heated some oil in a skillet on high heat. Threw in:

1 diced onion
4 chopped garlic cloves (if you aren't obsessed with garlic, you could probably get away with 2)

Heated until the onions started to get limp, then added:

1 lb of ground beef

Stirred until beef was all browned. Then time to add pretty much all the spices in my cabinet. I added:

1 T minced ginger (so from the fridge, not cabinet)
1/2 tsp pepper
1 1/2 tsp salt 
1 tsp cumin
1 tsp coriander
1 tsp turmeric 
1 tsp chili powder
1/2 tsp ground cinnamon
green chilies (the rest of the little can I had opened to make the chutney)

Once that was all heated and mixed. I add the potato mixture to it. The result: 

Mush! But tasty, mush. 
Once that was done, I got to work on the waffles. Mixed the following wet ingredients:

3/4 c milk
2 eggs
1/4 oil
1 T minced ginger
1 T tomato paste
a couple of cloves of minced garlic (honestly, goes in pretty much everything I make)

In a separate bowl, I mixed the following dry ingredients (you will note some familiar faces):

1 1/4 chickpea flour
1 tsp baking powder
1/2 tsp baking soda
1 tsp sugar
1 tsp cumin
2 tsp chana masala
1/2 tsp smoked paprika (Side note: my favorite spice right now--have been putting it on everything from salmon burgers to popcorn)
1/2 tsp coriander
1/2 tsp tumeric
1/2 tsp salt (I used black lava salt, but I suppose you could use the boring table stuff)

Add the wet to the dry and mix to incorporate. Cook in waffle iron. Which should look like this (provided your waffle iron is as awesome as mine is):

Once that's done, just pile some of your beefy mush on top of a spicy waffle (which smells amazing while cooking, I must say). Throw some cilantro chutney on top (or really, the chutney of your choice), and you've got yourself a tasty dinner. Or breakfast, as honestly that's when I ate the leftovers. Verdict: delicious.
Better than it looks. If that's even possible. 

Monday, March 4, 2013

Marching fourth

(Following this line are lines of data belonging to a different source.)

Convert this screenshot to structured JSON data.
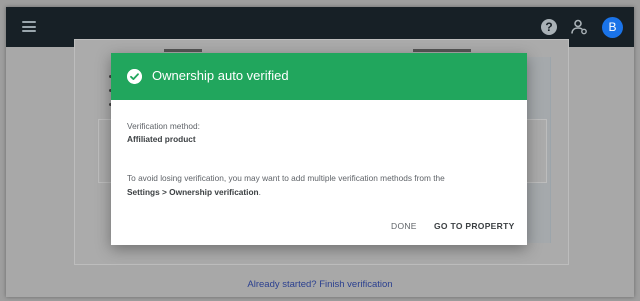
{
  "topbar": {
    "menu_icon": "menu-icon",
    "help_icon": "help-icon",
    "help_glyph": "?",
    "users_icon": "manage-users-icon",
    "avatar_letter": "B"
  },
  "background": {
    "finish_link": "Already started? Finish verification"
  },
  "dialog": {
    "title": "Ownership auto verified",
    "title_icon": "check-circle-icon",
    "method_label": "Verification method:",
    "method_value": "Affiliated product",
    "info_prefix": "To avoid losing verification, you may want to add multiple verification methods from the",
    "info_link_text": "Settings > Ownership verification",
    "info_suffix": ".",
    "done_label": "DONE",
    "go_label": "GO TO PROPERTY"
  },
  "colors": {
    "header_green": "#21a65d",
    "topbar": "#172026",
    "avatar_blue": "#1a73e8"
  }
}
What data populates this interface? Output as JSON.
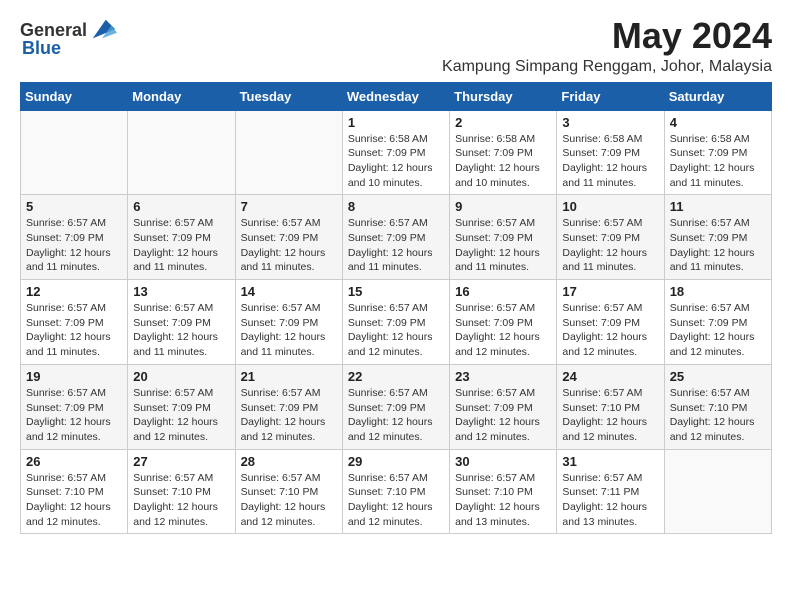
{
  "header": {
    "logo_general": "General",
    "logo_blue": "Blue",
    "month_title": "May 2024",
    "location": "Kampung Simpang Renggam, Johor, Malaysia"
  },
  "days_of_week": [
    "Sunday",
    "Monday",
    "Tuesday",
    "Wednesday",
    "Thursday",
    "Friday",
    "Saturday"
  ],
  "weeks": [
    [
      {
        "day": "",
        "info": ""
      },
      {
        "day": "",
        "info": ""
      },
      {
        "day": "",
        "info": ""
      },
      {
        "day": "1",
        "info": "Sunrise: 6:58 AM\nSunset: 7:09 PM\nDaylight: 12 hours and 10 minutes."
      },
      {
        "day": "2",
        "info": "Sunrise: 6:58 AM\nSunset: 7:09 PM\nDaylight: 12 hours and 10 minutes."
      },
      {
        "day": "3",
        "info": "Sunrise: 6:58 AM\nSunset: 7:09 PM\nDaylight: 12 hours and 11 minutes."
      },
      {
        "day": "4",
        "info": "Sunrise: 6:58 AM\nSunset: 7:09 PM\nDaylight: 12 hours and 11 minutes."
      }
    ],
    [
      {
        "day": "5",
        "info": "Sunrise: 6:57 AM\nSunset: 7:09 PM\nDaylight: 12 hours and 11 minutes."
      },
      {
        "day": "6",
        "info": "Sunrise: 6:57 AM\nSunset: 7:09 PM\nDaylight: 12 hours and 11 minutes."
      },
      {
        "day": "7",
        "info": "Sunrise: 6:57 AM\nSunset: 7:09 PM\nDaylight: 12 hours and 11 minutes."
      },
      {
        "day": "8",
        "info": "Sunrise: 6:57 AM\nSunset: 7:09 PM\nDaylight: 12 hours and 11 minutes."
      },
      {
        "day": "9",
        "info": "Sunrise: 6:57 AM\nSunset: 7:09 PM\nDaylight: 12 hours and 11 minutes."
      },
      {
        "day": "10",
        "info": "Sunrise: 6:57 AM\nSunset: 7:09 PM\nDaylight: 12 hours and 11 minutes."
      },
      {
        "day": "11",
        "info": "Sunrise: 6:57 AM\nSunset: 7:09 PM\nDaylight: 12 hours and 11 minutes."
      }
    ],
    [
      {
        "day": "12",
        "info": "Sunrise: 6:57 AM\nSunset: 7:09 PM\nDaylight: 12 hours and 11 minutes."
      },
      {
        "day": "13",
        "info": "Sunrise: 6:57 AM\nSunset: 7:09 PM\nDaylight: 12 hours and 11 minutes."
      },
      {
        "day": "14",
        "info": "Sunrise: 6:57 AM\nSunset: 7:09 PM\nDaylight: 12 hours and 11 minutes."
      },
      {
        "day": "15",
        "info": "Sunrise: 6:57 AM\nSunset: 7:09 PM\nDaylight: 12 hours and 12 minutes."
      },
      {
        "day": "16",
        "info": "Sunrise: 6:57 AM\nSunset: 7:09 PM\nDaylight: 12 hours and 12 minutes."
      },
      {
        "day": "17",
        "info": "Sunrise: 6:57 AM\nSunset: 7:09 PM\nDaylight: 12 hours and 12 minutes."
      },
      {
        "day": "18",
        "info": "Sunrise: 6:57 AM\nSunset: 7:09 PM\nDaylight: 12 hours and 12 minutes."
      }
    ],
    [
      {
        "day": "19",
        "info": "Sunrise: 6:57 AM\nSunset: 7:09 PM\nDaylight: 12 hours and 12 minutes."
      },
      {
        "day": "20",
        "info": "Sunrise: 6:57 AM\nSunset: 7:09 PM\nDaylight: 12 hours and 12 minutes."
      },
      {
        "day": "21",
        "info": "Sunrise: 6:57 AM\nSunset: 7:09 PM\nDaylight: 12 hours and 12 minutes."
      },
      {
        "day": "22",
        "info": "Sunrise: 6:57 AM\nSunset: 7:09 PM\nDaylight: 12 hours and 12 minutes."
      },
      {
        "day": "23",
        "info": "Sunrise: 6:57 AM\nSunset: 7:09 PM\nDaylight: 12 hours and 12 minutes."
      },
      {
        "day": "24",
        "info": "Sunrise: 6:57 AM\nSunset: 7:10 PM\nDaylight: 12 hours and 12 minutes."
      },
      {
        "day": "25",
        "info": "Sunrise: 6:57 AM\nSunset: 7:10 PM\nDaylight: 12 hours and 12 minutes."
      }
    ],
    [
      {
        "day": "26",
        "info": "Sunrise: 6:57 AM\nSunset: 7:10 PM\nDaylight: 12 hours and 12 minutes."
      },
      {
        "day": "27",
        "info": "Sunrise: 6:57 AM\nSunset: 7:10 PM\nDaylight: 12 hours and 12 minutes."
      },
      {
        "day": "28",
        "info": "Sunrise: 6:57 AM\nSunset: 7:10 PM\nDaylight: 12 hours and 12 minutes."
      },
      {
        "day": "29",
        "info": "Sunrise: 6:57 AM\nSunset: 7:10 PM\nDaylight: 12 hours and 12 minutes."
      },
      {
        "day": "30",
        "info": "Sunrise: 6:57 AM\nSunset: 7:10 PM\nDaylight: 12 hours and 13 minutes."
      },
      {
        "day": "31",
        "info": "Sunrise: 6:57 AM\nSunset: 7:11 PM\nDaylight: 12 hours and 13 minutes."
      },
      {
        "day": "",
        "info": ""
      }
    ]
  ]
}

So that was kind of a pitiable showing last month. Will try to do better in March. Right now I keep making the mistake of being busy, but not with anything worth writing in depth about. This weekend, I
  • Went to celebrate a friend's marriage by recreating a brunch at the place we actually wanted to go but couldn't get reservations to (our version was probably superior anyway).
  • Attended the birthday party of a good friend and discovered I have a natural talent for bocce ball, provided the indoor court rules are almost completely ignored.
  • Helped a friend paint her apartment (well 1 1/2 rooms of it anyway) a beautiful red that looked rich and wine-colored on the wall, but rather looked like dried blood on my skin (that's how I paint: messily). Possibly disturbed a few people on the subway ride home.
  • Overcooked a skirt steak
  • Wandered around the local salvage yard for not-too-junky window shutters for a potentially poorly conceived wedding project.
There are all well and good pastimes, but not terribly interesting to elaborate on (both as a writer, and no doubt as a reader). I guess I finally understand why people tweet. Not to be deterred; however, I fully intend to write more regardless of how boring I'm actually being. After all, originally I used to write about things other than what I'm currently doing, and I do actually miss those times. For March, I'd like to try to expand on a few ideas not grounded in current events (although naturally that will change if I actually do something cool in March...). Since I just came up with this idea now, and it was kind of taxing, I won't actually start on this free form writing project today, but the promise is still there. Instead, I leave you with this: 

I call it "The Reluctant Handyman." It will serve the March spot should I ever get my 12-month Dinah photo calendar off the ground.